Note that when you use argument swapping, that single-quoted string thing becomes very important. If you have “%1$s” in double quotes, then PHP will see that $s and try to put your $s variable in there. In at least one case, this has caused an accidental Cross-Site-Scripting security issue.
So repeat after me: “I will always only use single-quoted strings in I18N functions.” There. Now you’re safe again. This probably should be a law, but since it’s safe to use double-quoted strings as long as you don’t use PHP variables (thus breaking the first law), I’ll just leave you to think about it instead. 🙂
Law the Third: Thou shalt disambiguate when needed.
When I say “comment” to you, am I talking about a comment on my site, or am I asking you to make a comment? How about “test”? Or even “buffalo”?
English has words and phrases that can have different meanings depending on context. In other languages, these same concepts can be different words or phrases entirely. To help translators out, use the _x() function for them.
The _x() function is similar to the __() function, but it has a comment section where the context can be specified.
$string = _x( 'Buffalo', 'an animal', 'plugin-domain' ); $string = _x( 'Buffalo', 'a city in New York', 'plugin-domain' ); $string = _x( 'Buffalo', 'a verb meaning to confuse somebody', 'plugin-domain' );

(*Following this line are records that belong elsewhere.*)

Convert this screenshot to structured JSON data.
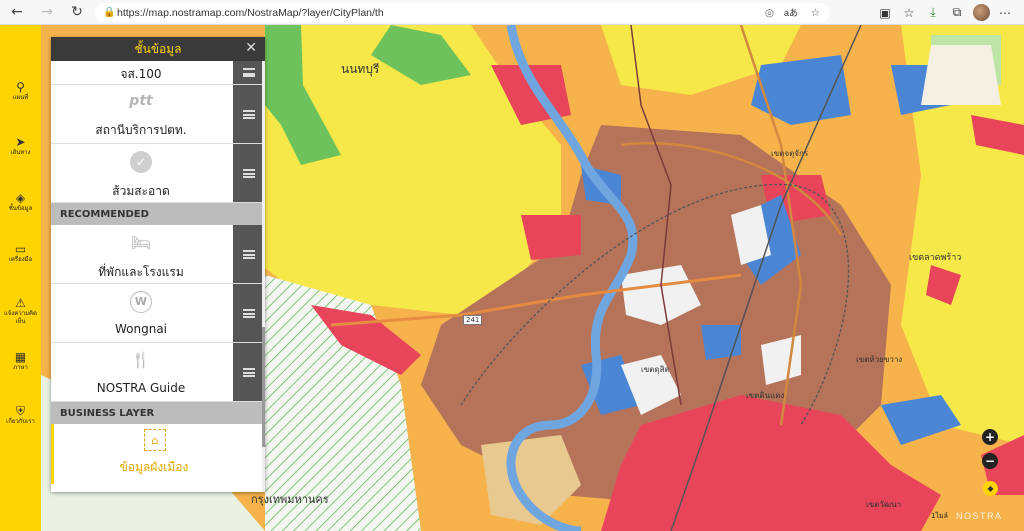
{
  "browser": {
    "url": "https://map.nostramap.com/NostraMap/?layer/CityPlan/th",
    "reader_label": "aあ"
  },
  "rail": {
    "items": [
      {
        "label": "แผนที่",
        "icon": "map-pin-icon"
      },
      {
        "label": "เส้นทาง",
        "icon": "navigation-arrow-icon"
      },
      {
        "label": "ชั้นข้อมูล",
        "icon": "layers-icon"
      },
      {
        "label": "เครื่องมือ",
        "icon": "tools-icon"
      },
      {
        "label": "แจ้งความคิดเห็น",
        "icon": "feedback-icon"
      },
      {
        "label": "ภาษา",
        "icon": "language-icon"
      },
      {
        "label": "เกี่ยวกับเรา",
        "icon": "about-shield-icon"
      }
    ]
  },
  "panel": {
    "title": "ชั้นข้อมูล",
    "rows_top": [
      {
        "label": "จส.100",
        "icon": ""
      },
      {
        "label": "สถานีบริการปตท.",
        "icon": "ptt"
      },
      {
        "label": "ส้วมสะอาด",
        "icon": "toilet-icon"
      }
    ],
    "recommended_header": "RECOMMENDED",
    "rows_recommended": [
      {
        "label": "ที่พักและโรงแรม",
        "icon": "bed-icon"
      },
      {
        "label": "Wongnai",
        "icon": "W"
      },
      {
        "label": "NOSTRA Guide",
        "icon": "fork-knife-icon"
      }
    ],
    "business_header": "BUSINESS LAYER",
    "business_item": {
      "label": "ข้อมูลผังเมือง",
      "icon": "city-plan-icon"
    }
  },
  "map": {
    "labels": {
      "nonthaburi": "นนทบุรี",
      "district1": "เขตจตุจักร",
      "district2": "เขตลาดพร้าว",
      "district3": "เขตห้วยขวาง",
      "district4": "เขตดุสิต",
      "district5": "เขตดินแดง",
      "district6": "เขตวัฒนา",
      "bangkok": "กรุงเทพมหานคร",
      "route": "241"
    },
    "zoom_in": "+",
    "zoom_out": "−",
    "scale": "1ไมล์",
    "brand": "NOSTRA"
  },
  "colors": {
    "rail": "#ffd400",
    "panel_header": "#3a3a3a",
    "residential_low": "#f7e84a",
    "residential_mid": "#f6b24b",
    "residential_high": "#b5735a",
    "commercial": "#e9455a",
    "government": "#4b86d4",
    "agriculture": "#6dc25c",
    "river": "#6fa6e0"
  }
}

Though these strings are identical, the translators will get separated strings, along with the explanation of what they are, and they can translate them accordingly.
And just like __() has _e() for immediate echoing, _x() has _ex() for the same thing. Use as needed.

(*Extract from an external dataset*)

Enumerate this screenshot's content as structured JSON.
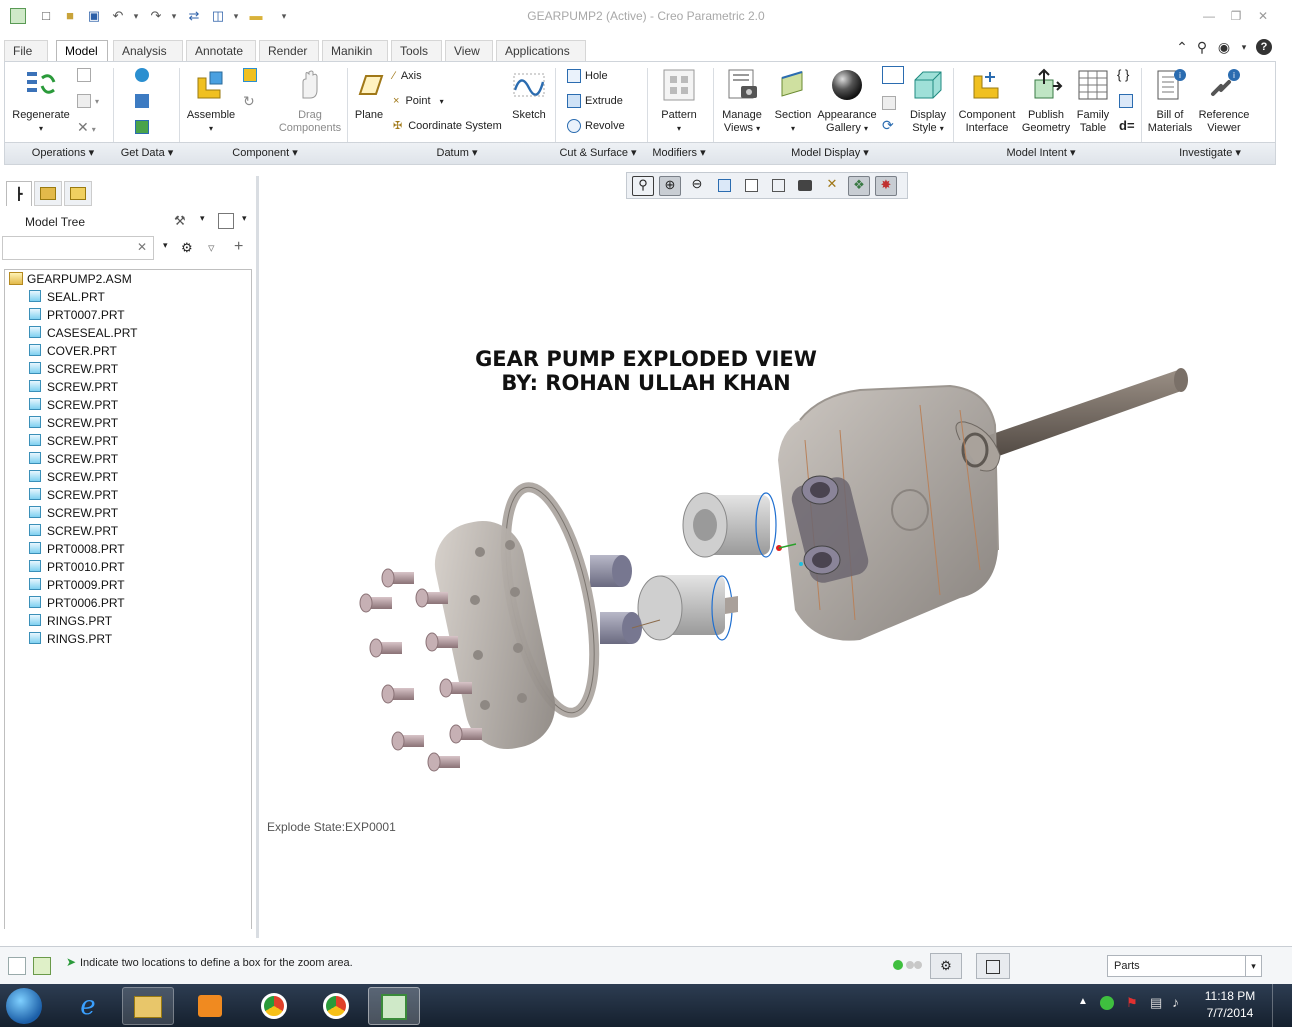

Finally, this last one isn’t a law so much as something that annoys me. You’re free to argue about it if you like. 🙂
Annoyance the First: Thou shalt not put unnecessary HTML markup into the translated string.
$string = sprintf( __('<h3>You have %d tacos</h3>', 'plugin-domain'), $number );
Why would you give the power to the translator to insert markup changes to your code? Markup should be eliminated from your translated strings wherever possible. Put it outside your strings instead.
$string = '<h3>'.sprintf( __('You have %d tacos', 'plugin-domain'), $number ).'</h3>';
Note that sometimes though, it’s perfectly acceptable. If you’re adding emphasis to a specific word, then that emphasis might be different in other languages. This is pretty rare though, and sometimes you can pull it out entirely. If I wanted a bold number of tacos, I’d use this:
$string = sprintf( __('You have %s tacos', 'plugin-domain'), '<strong>'.$number.'</strong>' );
Or more preferably, the _n version of same that I discussed above.
Like I said at the beginning, we’ve all done these. I’ve broken all these laws of I18N in the past (I know some of my plugins still do), only to figure out that I was doing-it-wrong. Hopefully, you’ve spotted something here you’ve done (or are currently doing) and have realized from reading this exactly why your code is broken. The state of I18N in plugins and themes is pretty low, and that’s something I’d really like to get fixed in the long run. With any luck, this article will help. 🙂
Disclaimer: Yes, I wrote this while hungry.